### Dataset excerpts

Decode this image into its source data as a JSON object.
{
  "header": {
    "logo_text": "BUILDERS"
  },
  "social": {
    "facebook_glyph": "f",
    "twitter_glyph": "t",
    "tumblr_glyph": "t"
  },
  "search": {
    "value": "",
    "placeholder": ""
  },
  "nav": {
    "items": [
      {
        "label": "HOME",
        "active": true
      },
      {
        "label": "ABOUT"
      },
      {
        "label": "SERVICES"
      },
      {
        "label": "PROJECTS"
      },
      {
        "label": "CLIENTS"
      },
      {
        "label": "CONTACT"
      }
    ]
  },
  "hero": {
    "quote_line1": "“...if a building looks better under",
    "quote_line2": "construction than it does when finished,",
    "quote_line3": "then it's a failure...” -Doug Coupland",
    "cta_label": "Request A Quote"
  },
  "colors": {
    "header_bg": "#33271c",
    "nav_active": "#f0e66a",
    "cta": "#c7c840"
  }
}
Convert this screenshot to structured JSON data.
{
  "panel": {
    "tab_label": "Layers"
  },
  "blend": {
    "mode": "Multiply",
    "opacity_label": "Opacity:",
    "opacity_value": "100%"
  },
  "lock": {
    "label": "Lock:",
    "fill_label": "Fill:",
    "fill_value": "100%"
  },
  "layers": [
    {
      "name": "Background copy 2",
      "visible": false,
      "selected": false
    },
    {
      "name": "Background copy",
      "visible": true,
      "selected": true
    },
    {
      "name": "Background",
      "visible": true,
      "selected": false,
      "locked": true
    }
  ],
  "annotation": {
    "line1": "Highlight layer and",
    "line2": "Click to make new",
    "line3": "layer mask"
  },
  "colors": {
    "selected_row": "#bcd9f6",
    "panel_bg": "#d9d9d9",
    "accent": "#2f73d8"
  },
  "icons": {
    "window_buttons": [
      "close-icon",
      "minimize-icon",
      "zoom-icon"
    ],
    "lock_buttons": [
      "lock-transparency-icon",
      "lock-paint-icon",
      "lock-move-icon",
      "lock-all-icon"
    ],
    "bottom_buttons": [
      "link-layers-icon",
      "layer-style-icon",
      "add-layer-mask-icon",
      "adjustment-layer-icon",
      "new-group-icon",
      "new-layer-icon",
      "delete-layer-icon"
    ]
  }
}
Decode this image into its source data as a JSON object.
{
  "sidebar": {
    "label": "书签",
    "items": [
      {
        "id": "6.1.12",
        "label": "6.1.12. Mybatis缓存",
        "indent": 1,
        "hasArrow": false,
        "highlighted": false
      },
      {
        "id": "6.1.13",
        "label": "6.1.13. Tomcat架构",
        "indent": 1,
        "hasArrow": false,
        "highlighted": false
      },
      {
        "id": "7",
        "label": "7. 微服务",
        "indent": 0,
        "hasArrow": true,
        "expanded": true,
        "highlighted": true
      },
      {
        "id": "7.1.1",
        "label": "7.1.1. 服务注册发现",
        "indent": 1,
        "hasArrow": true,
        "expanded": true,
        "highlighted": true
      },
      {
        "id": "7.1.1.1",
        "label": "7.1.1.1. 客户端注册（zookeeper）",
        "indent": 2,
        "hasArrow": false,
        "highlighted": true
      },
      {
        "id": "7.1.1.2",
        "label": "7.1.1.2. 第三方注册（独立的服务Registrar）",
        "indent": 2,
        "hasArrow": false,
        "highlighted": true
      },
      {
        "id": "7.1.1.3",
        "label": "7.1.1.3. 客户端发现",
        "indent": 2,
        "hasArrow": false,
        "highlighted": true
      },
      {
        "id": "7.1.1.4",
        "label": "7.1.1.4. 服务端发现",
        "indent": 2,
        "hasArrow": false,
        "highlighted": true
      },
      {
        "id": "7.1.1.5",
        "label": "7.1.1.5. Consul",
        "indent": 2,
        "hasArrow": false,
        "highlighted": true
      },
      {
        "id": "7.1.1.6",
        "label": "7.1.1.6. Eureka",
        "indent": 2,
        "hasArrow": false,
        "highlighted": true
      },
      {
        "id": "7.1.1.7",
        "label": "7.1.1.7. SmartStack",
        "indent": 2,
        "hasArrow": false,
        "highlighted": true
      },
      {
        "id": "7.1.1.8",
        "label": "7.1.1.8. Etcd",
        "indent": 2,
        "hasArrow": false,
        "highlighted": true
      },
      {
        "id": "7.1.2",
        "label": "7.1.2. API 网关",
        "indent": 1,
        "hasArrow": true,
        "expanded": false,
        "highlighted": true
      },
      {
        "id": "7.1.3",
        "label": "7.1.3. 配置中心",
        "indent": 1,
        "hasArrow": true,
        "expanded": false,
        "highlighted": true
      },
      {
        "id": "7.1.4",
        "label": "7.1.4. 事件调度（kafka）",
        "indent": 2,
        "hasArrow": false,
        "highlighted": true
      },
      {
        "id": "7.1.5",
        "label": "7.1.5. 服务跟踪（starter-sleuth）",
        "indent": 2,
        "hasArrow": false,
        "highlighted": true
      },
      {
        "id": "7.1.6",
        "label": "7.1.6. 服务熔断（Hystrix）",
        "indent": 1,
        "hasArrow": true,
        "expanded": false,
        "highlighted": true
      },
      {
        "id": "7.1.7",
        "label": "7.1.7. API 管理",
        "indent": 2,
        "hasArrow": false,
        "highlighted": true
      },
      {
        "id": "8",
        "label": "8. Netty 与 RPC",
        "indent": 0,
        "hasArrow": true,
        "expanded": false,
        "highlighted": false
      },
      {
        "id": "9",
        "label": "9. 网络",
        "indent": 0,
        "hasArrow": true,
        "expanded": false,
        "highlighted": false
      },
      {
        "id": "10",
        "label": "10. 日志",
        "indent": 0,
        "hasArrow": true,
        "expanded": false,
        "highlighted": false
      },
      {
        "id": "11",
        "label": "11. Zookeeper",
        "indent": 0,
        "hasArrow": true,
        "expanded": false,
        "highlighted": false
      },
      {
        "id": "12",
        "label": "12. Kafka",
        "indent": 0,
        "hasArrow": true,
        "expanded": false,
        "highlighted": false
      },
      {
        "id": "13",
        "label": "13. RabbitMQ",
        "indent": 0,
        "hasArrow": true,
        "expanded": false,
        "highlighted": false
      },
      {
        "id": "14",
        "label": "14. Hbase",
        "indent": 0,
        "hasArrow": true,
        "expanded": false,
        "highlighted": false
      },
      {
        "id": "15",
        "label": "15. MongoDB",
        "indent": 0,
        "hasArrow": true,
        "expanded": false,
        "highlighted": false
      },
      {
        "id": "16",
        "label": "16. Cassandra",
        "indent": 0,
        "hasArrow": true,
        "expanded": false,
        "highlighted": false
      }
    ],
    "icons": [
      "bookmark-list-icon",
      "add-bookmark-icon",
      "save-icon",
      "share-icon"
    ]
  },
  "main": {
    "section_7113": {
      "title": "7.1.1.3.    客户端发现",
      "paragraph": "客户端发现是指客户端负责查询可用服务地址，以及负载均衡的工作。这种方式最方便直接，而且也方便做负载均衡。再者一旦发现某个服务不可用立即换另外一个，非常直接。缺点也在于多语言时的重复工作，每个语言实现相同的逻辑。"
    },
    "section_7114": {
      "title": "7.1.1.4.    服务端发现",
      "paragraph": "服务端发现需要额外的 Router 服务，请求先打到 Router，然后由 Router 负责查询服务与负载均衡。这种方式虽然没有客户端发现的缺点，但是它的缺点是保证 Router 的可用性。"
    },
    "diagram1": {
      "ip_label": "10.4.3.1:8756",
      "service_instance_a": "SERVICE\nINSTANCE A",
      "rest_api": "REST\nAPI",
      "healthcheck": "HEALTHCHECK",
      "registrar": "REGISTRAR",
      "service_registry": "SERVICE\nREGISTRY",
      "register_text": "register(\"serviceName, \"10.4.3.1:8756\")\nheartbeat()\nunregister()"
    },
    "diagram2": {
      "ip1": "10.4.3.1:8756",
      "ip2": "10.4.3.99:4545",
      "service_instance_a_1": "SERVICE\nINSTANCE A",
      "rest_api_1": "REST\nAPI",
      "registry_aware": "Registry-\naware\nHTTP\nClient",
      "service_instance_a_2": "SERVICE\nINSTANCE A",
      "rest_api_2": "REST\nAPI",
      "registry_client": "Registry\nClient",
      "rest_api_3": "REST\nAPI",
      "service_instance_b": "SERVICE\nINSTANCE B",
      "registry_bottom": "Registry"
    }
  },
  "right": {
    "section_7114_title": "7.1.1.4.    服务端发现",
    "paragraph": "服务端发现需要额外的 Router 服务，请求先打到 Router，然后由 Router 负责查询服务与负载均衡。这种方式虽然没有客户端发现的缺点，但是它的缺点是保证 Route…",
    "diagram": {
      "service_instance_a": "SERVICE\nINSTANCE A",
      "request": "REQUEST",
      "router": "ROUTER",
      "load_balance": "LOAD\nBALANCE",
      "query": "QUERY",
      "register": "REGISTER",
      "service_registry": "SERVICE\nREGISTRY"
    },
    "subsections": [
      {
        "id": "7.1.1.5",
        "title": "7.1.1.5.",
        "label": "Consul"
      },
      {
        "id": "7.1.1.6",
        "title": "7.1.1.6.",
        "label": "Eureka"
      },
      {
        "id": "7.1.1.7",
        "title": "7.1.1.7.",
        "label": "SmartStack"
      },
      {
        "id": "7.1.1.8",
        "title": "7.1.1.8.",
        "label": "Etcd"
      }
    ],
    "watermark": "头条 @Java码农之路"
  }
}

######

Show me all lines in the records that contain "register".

| Written reply |
      "register_text": "register(\"serviceName, \"10.4.3.1:8756\")\nheartbeat()\nunregister()"
      "register": "REGISTER",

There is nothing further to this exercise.